The Body Shop sponsored the “Living with Less Plastic” project that focused on marine plastic pollution. Over its nine-month run, 15 individuals aged 18-24 were designated as Youth Conservation Leaders. Their mission was to promote “no single-use plastic” messages to the wider community through conservation actions facilitated by WWF and their own innovative projects. Comprehensive training workshops were conducted to equip these future leaders with skills and knowledge, covering topics such as marine biodiversity and conservation, the ecological footprint and project management skills. After undergoing training, the young participants were able to effectively communicate conservation messages through projects they designed themselves.

Three teams were formed to develop and execute these community projects. Their efforts were concentrated on three types of waste: single-use bottles, Styrofoam boxes from wet markets and body care product containers. The projects took various formats, including video production, behavioural surveys, educational booths, and market research. Their initiatives reached over 2,500 community members.

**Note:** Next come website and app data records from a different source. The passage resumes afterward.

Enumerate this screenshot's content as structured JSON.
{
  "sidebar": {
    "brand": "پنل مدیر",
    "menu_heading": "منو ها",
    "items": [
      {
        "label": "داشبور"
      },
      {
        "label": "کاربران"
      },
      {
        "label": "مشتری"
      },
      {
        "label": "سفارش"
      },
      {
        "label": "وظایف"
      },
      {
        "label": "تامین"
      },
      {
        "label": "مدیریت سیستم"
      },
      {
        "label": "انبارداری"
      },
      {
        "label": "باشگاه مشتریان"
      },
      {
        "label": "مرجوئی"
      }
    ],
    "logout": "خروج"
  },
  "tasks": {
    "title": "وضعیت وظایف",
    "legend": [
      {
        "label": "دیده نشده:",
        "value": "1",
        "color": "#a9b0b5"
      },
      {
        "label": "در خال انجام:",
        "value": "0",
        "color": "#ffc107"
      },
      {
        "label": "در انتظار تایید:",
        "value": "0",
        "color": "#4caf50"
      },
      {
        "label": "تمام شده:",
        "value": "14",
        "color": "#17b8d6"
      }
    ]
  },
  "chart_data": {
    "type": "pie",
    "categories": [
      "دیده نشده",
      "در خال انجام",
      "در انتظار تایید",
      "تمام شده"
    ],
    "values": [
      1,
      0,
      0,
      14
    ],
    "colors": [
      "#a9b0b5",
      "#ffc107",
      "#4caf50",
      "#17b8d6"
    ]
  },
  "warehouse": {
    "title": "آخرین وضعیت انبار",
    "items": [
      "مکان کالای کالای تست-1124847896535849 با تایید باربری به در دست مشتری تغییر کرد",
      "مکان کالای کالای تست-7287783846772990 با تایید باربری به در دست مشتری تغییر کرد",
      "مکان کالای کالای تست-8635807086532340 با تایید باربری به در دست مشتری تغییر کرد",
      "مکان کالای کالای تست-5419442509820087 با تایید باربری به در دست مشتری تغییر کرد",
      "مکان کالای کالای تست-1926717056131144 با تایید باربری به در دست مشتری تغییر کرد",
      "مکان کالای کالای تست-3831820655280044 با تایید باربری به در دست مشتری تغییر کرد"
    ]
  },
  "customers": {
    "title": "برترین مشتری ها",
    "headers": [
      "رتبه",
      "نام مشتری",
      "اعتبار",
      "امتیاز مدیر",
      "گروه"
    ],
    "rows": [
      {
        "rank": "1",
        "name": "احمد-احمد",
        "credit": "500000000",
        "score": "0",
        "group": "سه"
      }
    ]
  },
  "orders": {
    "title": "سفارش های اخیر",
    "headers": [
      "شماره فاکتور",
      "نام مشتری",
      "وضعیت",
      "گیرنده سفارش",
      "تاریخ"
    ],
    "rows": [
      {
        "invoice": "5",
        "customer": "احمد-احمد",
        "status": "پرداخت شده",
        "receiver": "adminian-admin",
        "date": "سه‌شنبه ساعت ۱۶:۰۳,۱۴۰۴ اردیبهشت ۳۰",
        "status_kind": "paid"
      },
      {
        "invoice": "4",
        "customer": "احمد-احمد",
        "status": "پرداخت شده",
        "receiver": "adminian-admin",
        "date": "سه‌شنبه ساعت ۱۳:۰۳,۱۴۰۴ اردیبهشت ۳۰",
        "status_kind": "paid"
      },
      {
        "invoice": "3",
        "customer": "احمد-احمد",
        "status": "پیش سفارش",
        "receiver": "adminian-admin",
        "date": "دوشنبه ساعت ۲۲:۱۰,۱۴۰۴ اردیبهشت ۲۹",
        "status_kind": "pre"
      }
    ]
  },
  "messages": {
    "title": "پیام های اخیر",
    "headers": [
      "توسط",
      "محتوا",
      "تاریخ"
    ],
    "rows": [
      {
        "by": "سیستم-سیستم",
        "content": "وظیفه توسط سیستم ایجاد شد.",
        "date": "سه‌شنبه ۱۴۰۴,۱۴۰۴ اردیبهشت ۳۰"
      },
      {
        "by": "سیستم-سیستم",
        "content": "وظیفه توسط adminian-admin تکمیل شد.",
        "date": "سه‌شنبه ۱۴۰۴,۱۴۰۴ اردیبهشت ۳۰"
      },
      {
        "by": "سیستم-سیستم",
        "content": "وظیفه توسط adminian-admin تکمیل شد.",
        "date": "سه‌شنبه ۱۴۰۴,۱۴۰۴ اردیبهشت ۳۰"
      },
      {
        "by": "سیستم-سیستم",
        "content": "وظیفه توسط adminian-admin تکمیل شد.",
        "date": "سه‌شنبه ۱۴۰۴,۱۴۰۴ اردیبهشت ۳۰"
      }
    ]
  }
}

Plastic pollution is a grave threat to the planet – in Hong Kong alone, over 29,000 tonnes of plastic enter the environment annually. The low recycling rate in the city further underscores the need for education and transparency in transitioning to a circular economy. SC Johnson sponsored a six-month programme to educate and raise awareness about plastic circularity, promote daily recycling and restore trust in Hong Kong’s recycling industry.

The programme's first component was a “Plastic Circularity Public Education Workshop”. It attracted over 200 individuals, educating them about the importance and benefits of transitioning to a plastic circular economy and giving them hands-on experience with plastic upcycling.

Stage two was a Recyclable Styrofoam Circularity Survey that collected baseline data on disposed Styrofoam boxes and fruit wrapping in wet markets, aiming to raise awareness and propose solutions to reduce Styrofoam waste. The survey revealed that retailers generally have positive attitudes towards solving this problem and were open to implementing better disposal methods and exploring reuse options.